    What if, in line with this interpretation, the Executive Branch orders the continuation of all Federal spending until the constitutional crisis is resolved, and orders the Fed to mark up its accounts in line with its directives, so that spending can continue and Treasury Accounts will have positive balances? What if, meanwhile, the Executive challenges Congress to remove the conflict created by its conflicting mandates...


    What would be wrong with something like this? Why should the interpretation be that the US must default on its obligations and shut down the Government? After all, it will probably not even be the explicit will of Congress that any such default occur, but only the will of one or a small number of Senators, who will not let the Congress express its will.

    Would that there could be some discussion of this in the media; the American public is seriously lacking in knowledge about this, and sadly, that seems to be working quite well for our "leaders."


    If it provides No purpose why is Tim (none / 0) (#42)
    by Militarytracy on Wed Apr 13, 2011 at 02:31:19 PM EST
    Geithner losing his mind over it.  Your post is silly

    The debt ceiling exists because, (none / 0) (#25)
    by Anne on Wed Apr 13, 2011 at 12:17:28 PM EST
    Up until World War I, the U.S. government needed approval from Congress every time it wanted to borrow money from the public. Congress would determine the number of securities that could be issued, their maturity date and the interest they would pay.

    With the Second Liberty Bond Act of 1917, however, the U.S. Treasury was given a debt limit, or a ceiling of how much it could borrow from the public without seeking Congress' consent. The Treasury was also given the discretion to decide maturity dates, interest rate levels and the type of instruments that would be offered. The total amount of money that can be borrowed by the government without further authorization by Congress is known as the total public debt subject to limit. Any amount above this level has to receive additional approval from the legislative branch.

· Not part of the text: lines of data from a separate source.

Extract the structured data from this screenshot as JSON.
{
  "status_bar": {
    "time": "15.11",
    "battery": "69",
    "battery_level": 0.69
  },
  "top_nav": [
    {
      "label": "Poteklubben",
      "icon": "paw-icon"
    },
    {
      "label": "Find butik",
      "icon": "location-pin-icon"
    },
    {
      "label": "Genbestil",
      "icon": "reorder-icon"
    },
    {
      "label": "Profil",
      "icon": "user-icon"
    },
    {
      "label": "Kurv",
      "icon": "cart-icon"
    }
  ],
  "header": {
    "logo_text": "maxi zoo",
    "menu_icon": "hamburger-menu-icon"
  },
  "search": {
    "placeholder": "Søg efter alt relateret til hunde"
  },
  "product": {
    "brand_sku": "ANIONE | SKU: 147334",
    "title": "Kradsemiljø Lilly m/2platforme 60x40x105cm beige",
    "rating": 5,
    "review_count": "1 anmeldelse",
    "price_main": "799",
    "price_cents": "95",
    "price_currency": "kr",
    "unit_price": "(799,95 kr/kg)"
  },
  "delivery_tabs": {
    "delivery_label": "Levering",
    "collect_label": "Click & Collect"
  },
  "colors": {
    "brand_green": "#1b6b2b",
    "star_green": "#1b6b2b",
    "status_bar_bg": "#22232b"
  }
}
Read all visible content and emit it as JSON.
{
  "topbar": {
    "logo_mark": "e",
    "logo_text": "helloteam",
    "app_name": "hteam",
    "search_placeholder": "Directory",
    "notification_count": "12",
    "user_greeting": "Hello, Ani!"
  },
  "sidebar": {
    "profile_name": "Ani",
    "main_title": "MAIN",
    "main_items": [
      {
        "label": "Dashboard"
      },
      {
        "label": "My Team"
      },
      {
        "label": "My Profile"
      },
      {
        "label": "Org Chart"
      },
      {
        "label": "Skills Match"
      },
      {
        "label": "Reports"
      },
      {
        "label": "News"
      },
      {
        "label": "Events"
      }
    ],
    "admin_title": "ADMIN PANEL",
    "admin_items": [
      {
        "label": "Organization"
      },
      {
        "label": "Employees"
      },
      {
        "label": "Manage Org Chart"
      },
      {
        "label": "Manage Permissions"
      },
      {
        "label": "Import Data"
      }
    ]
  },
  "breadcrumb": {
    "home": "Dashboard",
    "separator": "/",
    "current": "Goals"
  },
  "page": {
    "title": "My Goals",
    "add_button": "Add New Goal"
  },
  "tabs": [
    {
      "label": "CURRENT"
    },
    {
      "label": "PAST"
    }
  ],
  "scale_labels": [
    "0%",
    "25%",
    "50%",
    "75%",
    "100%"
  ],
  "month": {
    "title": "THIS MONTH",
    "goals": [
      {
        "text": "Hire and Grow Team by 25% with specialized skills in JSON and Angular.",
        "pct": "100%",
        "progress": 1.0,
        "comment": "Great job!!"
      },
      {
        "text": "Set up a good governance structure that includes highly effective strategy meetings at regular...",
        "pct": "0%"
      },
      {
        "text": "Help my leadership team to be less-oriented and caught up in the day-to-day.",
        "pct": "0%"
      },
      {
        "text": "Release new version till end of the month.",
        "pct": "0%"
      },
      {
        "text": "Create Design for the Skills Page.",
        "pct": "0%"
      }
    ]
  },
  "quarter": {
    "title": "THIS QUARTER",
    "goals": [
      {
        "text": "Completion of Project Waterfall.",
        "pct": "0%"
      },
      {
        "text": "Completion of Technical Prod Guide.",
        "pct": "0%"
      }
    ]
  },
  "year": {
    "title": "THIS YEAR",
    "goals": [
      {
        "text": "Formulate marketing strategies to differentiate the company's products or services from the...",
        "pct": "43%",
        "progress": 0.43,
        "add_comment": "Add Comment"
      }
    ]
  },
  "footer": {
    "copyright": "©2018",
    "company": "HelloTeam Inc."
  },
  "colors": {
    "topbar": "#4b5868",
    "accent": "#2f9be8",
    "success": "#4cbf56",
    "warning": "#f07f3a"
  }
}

    Not raising the debt ceiling would mean, according to the Center for American Progress:

    "The budgetary consequences of this conservative pledge would be catastrophic and far-reaching, forcing the immediate cessation of more than 40 percent of all federal government activities (excluding only interest payments on the national debt), including Social Security, military operations in Iraq and Afghanistan, homeland security, Medicare, and unemployment insurance," the Center for American Progress warned in October 2010.

    "This would not only threaten the safety and economic security of all Americans, but also have dire impacts for the economy and job growth," it continued. "In short, the economic consequences of such a large and precipitous drop in spending would be crushing, and almost certainly result in a severe drop in economic growth and employment at a time when we can least afford it."

    We don't want to go there, kdog.


    We just cut 1% of the budget and people (none / 0) (#28)
    by republicratitarian on Wed Apr 13, 2011 at 12:30:27 PM EST
    went bonkers. Do you think for one minute that politicians want to cut spending?

    IMO (none / 0) (#43)
    by Capt Howdy on Wed Apr 13, 2011 at 02:38:47 PM EST
    this whole debt ceiling thing is wingnut kabuki

    it will be raised.

    Political Games (none / 0) (#44)
    by mmc9431 on Thu Apr 14, 2011 at 09:00:11 AM EST
    It's all smoke and mirrors used to push a political agenda.

    If we were seriously on the brink we'd pull out of Afghanistan and Iraq today. We'd close up all the useless foreign military bases.  We'd stop all foreign aid and eliminate corporate welfare. (The oil industry doesn't need our financial assistance. They seem to be doing quite well).